**y"(t) + 3ω²·y(t) = 0**which is an equation of harmonic oscillations with a general solution

**y(t) = E·cos(√3ωt+ψ)**where

**amplitude**

*and*

**E****phase shift**

*depend on initial conditions.*

**ψ**Now we have two different sets of solutions for our system of two degrees of freedom:

**X(t) =**D·cos(ωt+φ) |

D·cos(ωt+φ) |

and

**Y(t) =**E·cos(√3ωt+ψ) |

−E·cos(√3ωt+ψ) |

where

*,*

**D***,*

**E***and*

**φ***can be any constants and*

**ψ***is a known characteristic of the system..*

**ω²=k/m**From the linearity of the differential equations involved follows that any linear combination of solutions from these two sets is also a solutions.

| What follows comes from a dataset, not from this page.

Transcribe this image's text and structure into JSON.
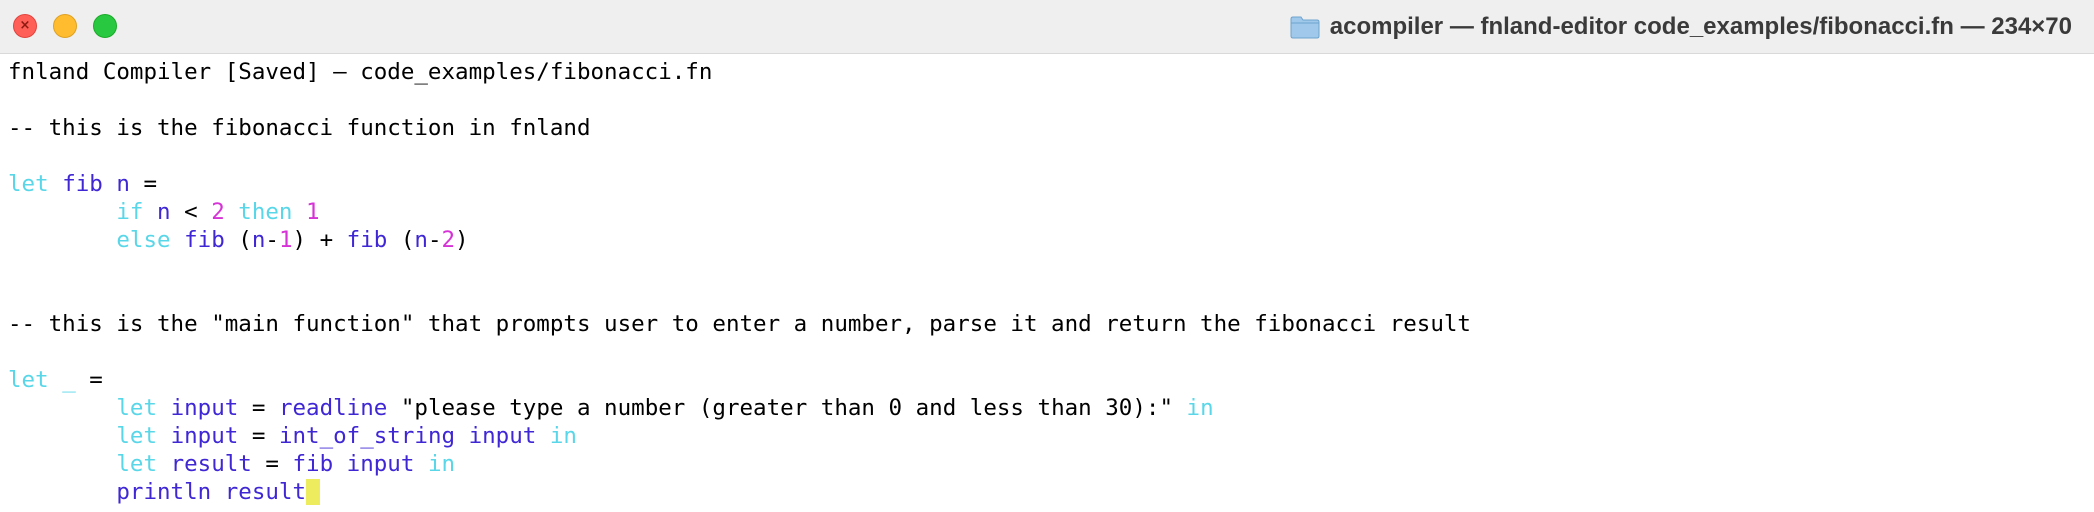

Therefore, a more general expression of solutions is

**α·X(t) + β·Y(t)**or (dropping multipliers

*D*and

*E*since they, as well as multipliers

*α*and

*β*, are any numbers)

α·cos(ωt+φ)+β·cos(√3ωt+ψ) |

α·cos(ωt+φ)−β·cos(√3ωt+ψ) |

As we see, the motion of our two objects between springs is a superposition of two oscillations with different angular speeds, amplitudes and phase shifts.

Easy check shows that for any

*α*,

*β*,

*φ*and

*ψ*the above vector represents a solution to our vector differential equation

**X"(t) + Ω·X(t) = 0**It remains to be proven that this expression encompasses all solutions and, therefore, can be considered as a

**general solution**to differential equations that describe our system of two objects connected with springs, but this proof is a part of a more advanced course of differential equations and is outside of the scope of this course.

Another important part of the analysis is to find all unknown constants (

*α*,

*β*,

*φ*and

*ψ*) based on some initial conditions (displacements and velocities) of oscillating objects. It requires tedious but straight forward calculations and solving algebraic systems of equations, so we leave it anybody with inquisitive mind to do himself.